# What to do
Which of the lines below holds the string "symbols"? Copy every line that does.
[Data records Boundary: Start]
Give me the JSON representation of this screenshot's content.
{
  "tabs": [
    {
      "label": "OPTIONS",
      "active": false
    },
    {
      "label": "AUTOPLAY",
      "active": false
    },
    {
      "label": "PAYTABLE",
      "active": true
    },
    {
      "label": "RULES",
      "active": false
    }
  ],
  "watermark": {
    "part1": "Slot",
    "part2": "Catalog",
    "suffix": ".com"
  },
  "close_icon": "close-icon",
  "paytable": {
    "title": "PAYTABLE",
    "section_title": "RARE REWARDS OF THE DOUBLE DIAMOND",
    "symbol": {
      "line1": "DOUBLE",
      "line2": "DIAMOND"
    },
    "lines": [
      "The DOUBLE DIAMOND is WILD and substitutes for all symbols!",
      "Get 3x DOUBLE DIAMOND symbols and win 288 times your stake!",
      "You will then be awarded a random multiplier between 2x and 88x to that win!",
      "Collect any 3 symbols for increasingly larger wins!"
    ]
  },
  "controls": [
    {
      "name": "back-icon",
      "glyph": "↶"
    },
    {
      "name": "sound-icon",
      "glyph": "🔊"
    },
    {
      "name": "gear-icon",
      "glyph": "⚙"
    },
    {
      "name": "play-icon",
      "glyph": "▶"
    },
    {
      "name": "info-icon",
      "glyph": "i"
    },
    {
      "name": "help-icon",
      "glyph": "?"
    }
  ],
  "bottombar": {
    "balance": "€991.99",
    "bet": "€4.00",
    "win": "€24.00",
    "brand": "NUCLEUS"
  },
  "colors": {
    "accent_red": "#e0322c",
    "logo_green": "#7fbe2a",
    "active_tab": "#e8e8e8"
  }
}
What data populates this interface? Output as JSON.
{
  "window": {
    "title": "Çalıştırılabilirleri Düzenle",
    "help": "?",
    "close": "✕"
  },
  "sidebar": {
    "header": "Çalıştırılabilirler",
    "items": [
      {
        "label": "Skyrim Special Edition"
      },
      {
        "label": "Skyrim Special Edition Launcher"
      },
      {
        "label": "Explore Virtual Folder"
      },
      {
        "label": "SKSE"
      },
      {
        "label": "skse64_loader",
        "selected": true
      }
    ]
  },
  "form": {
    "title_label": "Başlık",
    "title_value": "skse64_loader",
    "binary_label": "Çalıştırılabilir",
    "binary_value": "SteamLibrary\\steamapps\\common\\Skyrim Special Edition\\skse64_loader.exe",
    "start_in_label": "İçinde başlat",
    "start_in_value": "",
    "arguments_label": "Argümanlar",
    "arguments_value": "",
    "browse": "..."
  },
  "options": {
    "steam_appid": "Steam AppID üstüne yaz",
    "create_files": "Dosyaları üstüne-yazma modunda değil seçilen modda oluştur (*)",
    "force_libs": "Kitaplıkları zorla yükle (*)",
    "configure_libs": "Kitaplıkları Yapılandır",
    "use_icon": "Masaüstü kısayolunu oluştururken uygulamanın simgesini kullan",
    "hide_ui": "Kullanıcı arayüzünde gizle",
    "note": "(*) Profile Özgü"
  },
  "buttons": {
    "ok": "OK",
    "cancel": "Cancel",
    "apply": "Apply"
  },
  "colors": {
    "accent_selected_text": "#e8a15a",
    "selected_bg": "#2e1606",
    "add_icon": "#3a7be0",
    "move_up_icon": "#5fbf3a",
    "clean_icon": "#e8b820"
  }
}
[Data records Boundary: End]
# Result of the exercise
      "The DOUBLE DIAMOND is WILD and substitutes for all symbols!",
      "Get 3x DOUBLE DIAMOND symbols and win 288 times your stake!",
      "Collect any 3 symbols for increasingly larger wins!"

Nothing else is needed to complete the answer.